Listed records:

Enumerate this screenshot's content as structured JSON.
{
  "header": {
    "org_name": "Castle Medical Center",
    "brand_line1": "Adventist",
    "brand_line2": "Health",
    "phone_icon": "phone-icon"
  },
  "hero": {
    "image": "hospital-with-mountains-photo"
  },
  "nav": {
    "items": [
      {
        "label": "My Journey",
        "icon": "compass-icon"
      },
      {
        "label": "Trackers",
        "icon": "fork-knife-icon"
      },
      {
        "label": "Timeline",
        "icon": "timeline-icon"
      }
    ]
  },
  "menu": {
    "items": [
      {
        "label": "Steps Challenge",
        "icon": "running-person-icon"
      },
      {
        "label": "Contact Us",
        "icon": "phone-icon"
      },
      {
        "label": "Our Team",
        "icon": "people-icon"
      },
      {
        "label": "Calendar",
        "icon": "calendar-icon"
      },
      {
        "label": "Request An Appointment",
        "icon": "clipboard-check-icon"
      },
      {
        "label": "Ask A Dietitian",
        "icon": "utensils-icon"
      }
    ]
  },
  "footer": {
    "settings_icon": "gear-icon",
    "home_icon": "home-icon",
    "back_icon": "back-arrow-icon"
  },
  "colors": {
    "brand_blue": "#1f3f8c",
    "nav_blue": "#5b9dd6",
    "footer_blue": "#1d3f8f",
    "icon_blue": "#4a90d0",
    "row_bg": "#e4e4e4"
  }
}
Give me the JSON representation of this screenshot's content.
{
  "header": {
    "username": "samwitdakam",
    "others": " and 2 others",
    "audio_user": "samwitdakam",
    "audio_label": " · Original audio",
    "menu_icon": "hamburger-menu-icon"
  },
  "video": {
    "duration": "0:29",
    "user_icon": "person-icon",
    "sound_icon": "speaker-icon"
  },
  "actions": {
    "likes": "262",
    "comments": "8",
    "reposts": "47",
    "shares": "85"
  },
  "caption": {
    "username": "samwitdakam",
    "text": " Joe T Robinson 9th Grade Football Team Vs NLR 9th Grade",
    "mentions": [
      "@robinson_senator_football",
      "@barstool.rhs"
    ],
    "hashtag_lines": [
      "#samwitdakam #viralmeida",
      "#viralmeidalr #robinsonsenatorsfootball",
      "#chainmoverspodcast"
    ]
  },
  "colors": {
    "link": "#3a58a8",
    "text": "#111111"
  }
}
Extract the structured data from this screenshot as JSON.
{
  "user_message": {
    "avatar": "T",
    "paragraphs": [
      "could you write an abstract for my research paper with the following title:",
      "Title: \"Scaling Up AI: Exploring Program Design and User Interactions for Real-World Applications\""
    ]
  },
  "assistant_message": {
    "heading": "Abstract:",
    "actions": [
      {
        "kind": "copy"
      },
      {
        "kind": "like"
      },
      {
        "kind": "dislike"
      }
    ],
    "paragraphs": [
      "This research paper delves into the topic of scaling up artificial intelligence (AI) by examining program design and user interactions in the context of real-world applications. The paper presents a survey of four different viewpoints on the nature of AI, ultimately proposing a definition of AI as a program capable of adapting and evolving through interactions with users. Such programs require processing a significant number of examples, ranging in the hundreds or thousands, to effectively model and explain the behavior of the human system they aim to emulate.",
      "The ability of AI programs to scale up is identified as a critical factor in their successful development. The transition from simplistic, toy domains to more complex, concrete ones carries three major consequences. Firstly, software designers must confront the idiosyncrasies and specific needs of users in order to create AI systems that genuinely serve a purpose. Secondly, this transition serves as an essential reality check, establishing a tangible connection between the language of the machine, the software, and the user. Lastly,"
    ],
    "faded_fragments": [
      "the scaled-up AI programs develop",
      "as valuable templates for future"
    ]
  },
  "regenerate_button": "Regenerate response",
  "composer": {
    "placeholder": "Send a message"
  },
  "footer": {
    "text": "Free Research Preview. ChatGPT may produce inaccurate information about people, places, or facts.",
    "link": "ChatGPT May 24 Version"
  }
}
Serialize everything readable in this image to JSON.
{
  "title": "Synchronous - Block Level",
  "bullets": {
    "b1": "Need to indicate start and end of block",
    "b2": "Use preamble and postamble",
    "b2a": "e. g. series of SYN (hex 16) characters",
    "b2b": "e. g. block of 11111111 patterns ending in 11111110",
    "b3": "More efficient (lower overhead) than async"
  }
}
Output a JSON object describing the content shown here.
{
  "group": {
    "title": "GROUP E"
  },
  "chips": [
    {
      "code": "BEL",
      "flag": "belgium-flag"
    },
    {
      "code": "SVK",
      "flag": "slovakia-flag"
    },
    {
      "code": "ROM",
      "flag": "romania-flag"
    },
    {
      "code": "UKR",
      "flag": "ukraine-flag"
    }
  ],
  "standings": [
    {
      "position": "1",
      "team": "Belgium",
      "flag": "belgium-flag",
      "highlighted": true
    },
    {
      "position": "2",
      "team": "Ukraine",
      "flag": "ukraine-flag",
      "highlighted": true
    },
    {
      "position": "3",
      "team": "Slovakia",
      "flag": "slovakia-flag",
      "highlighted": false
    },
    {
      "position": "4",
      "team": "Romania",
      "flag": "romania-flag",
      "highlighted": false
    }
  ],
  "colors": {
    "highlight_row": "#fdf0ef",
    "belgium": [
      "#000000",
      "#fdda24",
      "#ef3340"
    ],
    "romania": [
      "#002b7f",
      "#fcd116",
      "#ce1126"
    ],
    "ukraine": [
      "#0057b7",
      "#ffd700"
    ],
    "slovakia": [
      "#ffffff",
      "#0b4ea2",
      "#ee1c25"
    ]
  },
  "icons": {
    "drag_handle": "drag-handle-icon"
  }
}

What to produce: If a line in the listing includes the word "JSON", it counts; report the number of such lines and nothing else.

Task result: 5